*WORK ORDER*. Identify all lines of the data containing the string "JSON" and copy them.

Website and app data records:
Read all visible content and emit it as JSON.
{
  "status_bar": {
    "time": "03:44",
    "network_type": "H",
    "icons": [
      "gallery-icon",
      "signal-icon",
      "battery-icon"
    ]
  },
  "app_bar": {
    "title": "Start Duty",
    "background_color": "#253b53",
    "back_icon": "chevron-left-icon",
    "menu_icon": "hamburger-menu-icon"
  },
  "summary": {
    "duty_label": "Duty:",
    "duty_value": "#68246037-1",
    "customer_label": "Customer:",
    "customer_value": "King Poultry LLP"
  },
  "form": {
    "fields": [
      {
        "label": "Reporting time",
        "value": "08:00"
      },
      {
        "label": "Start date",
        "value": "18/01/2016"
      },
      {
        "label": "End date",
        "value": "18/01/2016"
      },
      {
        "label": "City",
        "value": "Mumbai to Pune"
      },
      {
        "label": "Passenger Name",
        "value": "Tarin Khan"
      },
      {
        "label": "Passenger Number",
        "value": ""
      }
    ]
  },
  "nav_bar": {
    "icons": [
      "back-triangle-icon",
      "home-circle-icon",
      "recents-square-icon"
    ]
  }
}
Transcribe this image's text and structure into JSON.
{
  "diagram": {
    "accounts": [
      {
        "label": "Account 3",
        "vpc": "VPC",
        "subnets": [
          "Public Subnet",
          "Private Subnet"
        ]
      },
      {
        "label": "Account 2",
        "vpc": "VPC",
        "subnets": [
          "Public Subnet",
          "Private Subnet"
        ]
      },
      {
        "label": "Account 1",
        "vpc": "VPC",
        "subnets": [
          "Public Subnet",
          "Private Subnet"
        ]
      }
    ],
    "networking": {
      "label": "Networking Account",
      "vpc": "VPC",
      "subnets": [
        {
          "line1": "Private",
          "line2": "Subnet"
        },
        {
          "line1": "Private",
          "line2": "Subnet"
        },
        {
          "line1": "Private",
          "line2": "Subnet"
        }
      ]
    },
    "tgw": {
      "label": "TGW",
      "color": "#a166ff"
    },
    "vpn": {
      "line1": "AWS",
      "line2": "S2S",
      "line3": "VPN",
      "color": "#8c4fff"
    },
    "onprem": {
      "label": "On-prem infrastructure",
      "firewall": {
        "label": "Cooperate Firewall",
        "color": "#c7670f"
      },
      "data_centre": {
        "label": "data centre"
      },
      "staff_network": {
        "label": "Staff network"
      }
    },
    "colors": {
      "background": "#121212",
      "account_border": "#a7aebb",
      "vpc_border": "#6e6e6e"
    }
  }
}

*RESPONSE*.
Read all visible content and emit it as JSON.
Transcribe this image's text and structure into JSON.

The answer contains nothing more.